In North America, Rocco only wrestled a little. The most significant appearance was on December 28, 1984, at New York City’s Madison Square Garden, in a bout taped for airing on Japanese television. With the vacant WWF Jr. Heavyweight title up in the air, The Cobra (George Takano) pinned Rocco as Black Tiger with a tombstone and senton bomb off the top; after the bout, Black Tiger went after Cobra with a chair. The bout is on the VHS tape, Best of the WWF Vol. 1.

In 1991, after 22 years in the ring, it was discovered that he had a heart ailment, and Rocco’s career ended abruptly. “I was with him one night when he collapsed in the dressing room. And they found his heart was only working at 30 perfect efficiency. Not good at all,” current NXT GM William Regal told  WrestleTalk U.S.A. in a 1993 interview when he was Steven Regal. “But what an incredibly talented athlete he was. Most people know him as Black Tiger in Japan. He had some tremendous battles with Tiger Mask. I don’t think the fans here in the United States know him.”

In The Wrestling promoter Brian Dixon called Rocco “the best friend I ever had” and recalled that final bout for Rocco. “He almost died in the ring. He was wrestling at Worthing, and he looked terrible when he turned up. All green. He was told not to go on, but he wouldn’t listen. His heart gave out. He did actually die, but they brought him back. He was told he would never wrestle again, and he was devastated.”

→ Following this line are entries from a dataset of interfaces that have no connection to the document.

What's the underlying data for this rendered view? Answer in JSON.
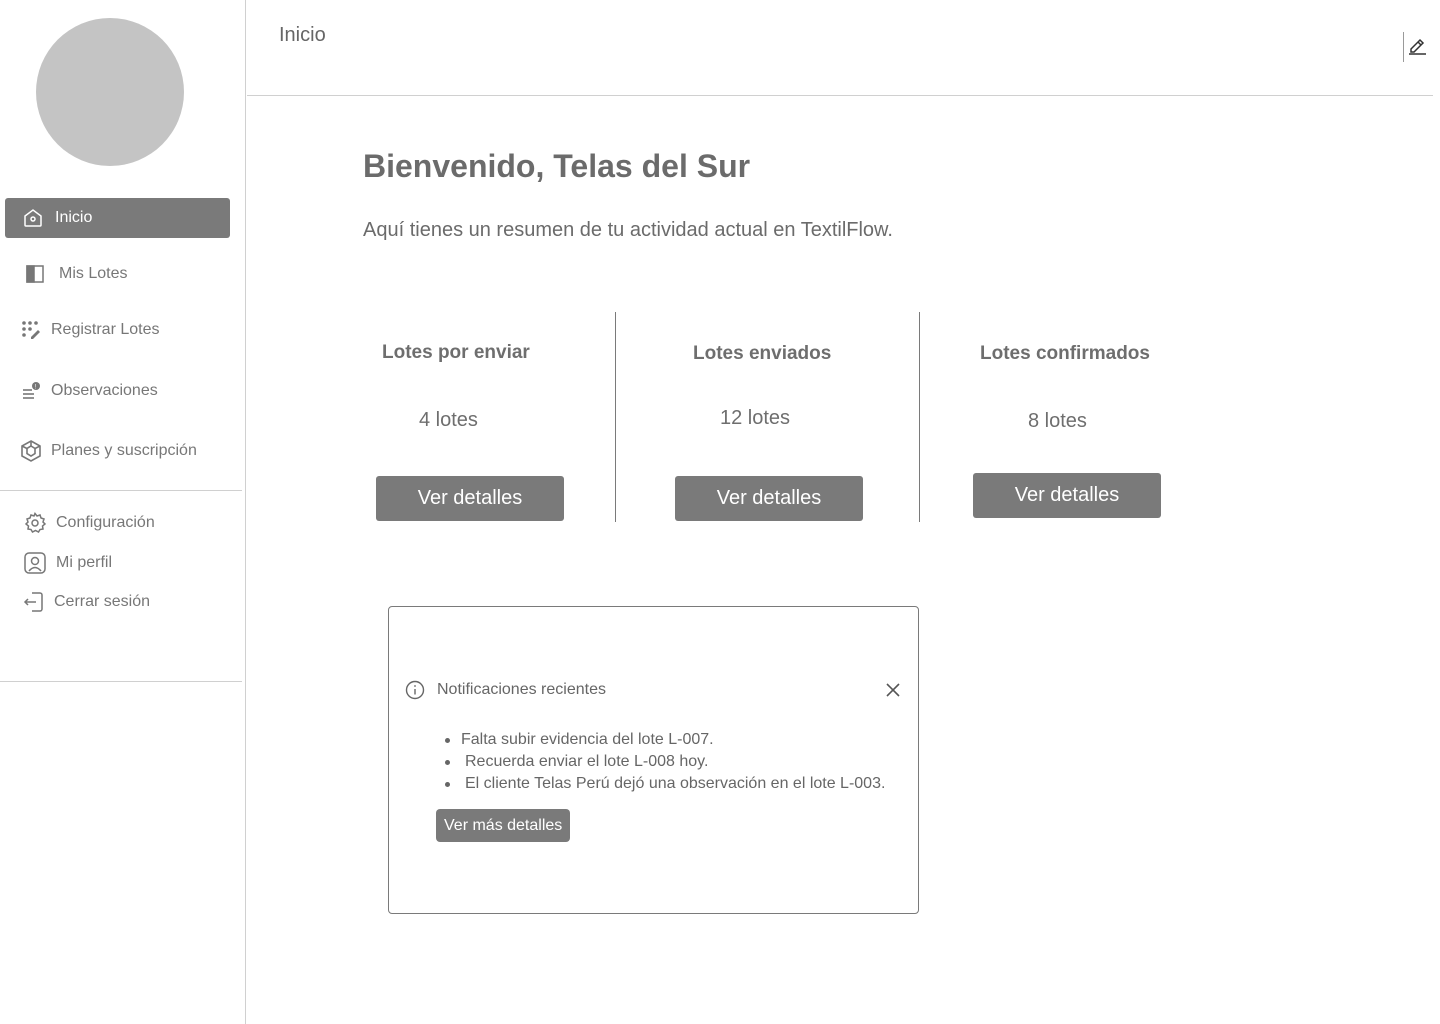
{
  "header": {
    "title": "Inicio"
  },
  "sidebar": {
    "items": [
      {
        "label": "Inicio",
        "icon": "home-icon"
      },
      {
        "label": "Mis Lotes",
        "icon": "book-icon"
      },
      {
        "label": "Registrar Lotes",
        "icon": "grid-edit-icon"
      },
      {
        "label": "Observaciones",
        "icon": "list-alert-icon"
      },
      {
        "label": "Planes y suscripción",
        "icon": "cube-icon"
      }
    ],
    "footer_items": [
      {
        "label": "Configuración",
        "icon": "gear-icon"
      },
      {
        "label": "Mi perfil",
        "icon": "user-icon"
      },
      {
        "label": "Cerrar sesión",
        "icon": "logout-icon"
      }
    ]
  },
  "main": {
    "welcome": "Bienvenido, Telas del Sur",
    "subtitle": "Aquí tienes un resumen de tu actividad actual en TextilFlow.",
    "stats": [
      {
        "title": "Lotes por enviar",
        "value": "4 lotes",
        "button": "Ver detalles"
      },
      {
        "title": "Lotes enviados",
        "value": "12 lotes",
        "button": "Ver detalles"
      },
      {
        "title": "Lotes confirmados",
        "value": "8 lotes",
        "button": "Ver detalles"
      }
    ],
    "notifications": {
      "title": "Notificaciones recientes",
      "items": [
        "Falta subir evidencia del lote L-007.",
        "Recuerda enviar el lote L-008 hoy.",
        "El cliente Telas Perú dejó una observación en el lote L-003."
      ],
      "button": "Ver más detalles"
    }
  },
  "colors": {
    "accent": "#7a7a7a",
    "avatar": "#c4c4c4",
    "border": "#d0d0d0"
  }
}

Post-wrestling, Mark Hussey was a successful businessman in Tenerife.

Rocco on WrestleTalk.

However, as Mark “Rollerball” Rocco, Hussey was always immensely proud of his accomplishments.

“In our day, I’m not saying we were the best, but pretty close worldwide, about our TV wrestling show. The wrestlers got in the ring with their tights and a pair of boots and they told amazing stories, and used to keep people transfixed for weeks,” he told WrestleTalk.

Rocco didn’t walk away from wrestling completely, and made appearances, including presenting “American Dragon” Brian Danielson (the future Daniel Bryan) with a title belt in 2002.  TNA used him as a mentor on its British Book Camp.

In The Grapple Manual, he summed up his career: “The characters I worked with were all larger than life. Only in wrestling could you meet such personalities with each and every one a true gentleman. I wouldn’t have missed it for the world.”

Further details on his passing and funeral arrangements are not known at this time. The Facebook page for All Star Wrestling U.K. announced his passing: It is with the greatest of sadness that we have to announce the passing of the one and only MARK ROLLERBALL ROCCO, after suffering for the past few months – our thoughts go out to his family and friends at this very sad time.”


March 2016

Mark ‘Rollerball’ Rocco honoured by his British peers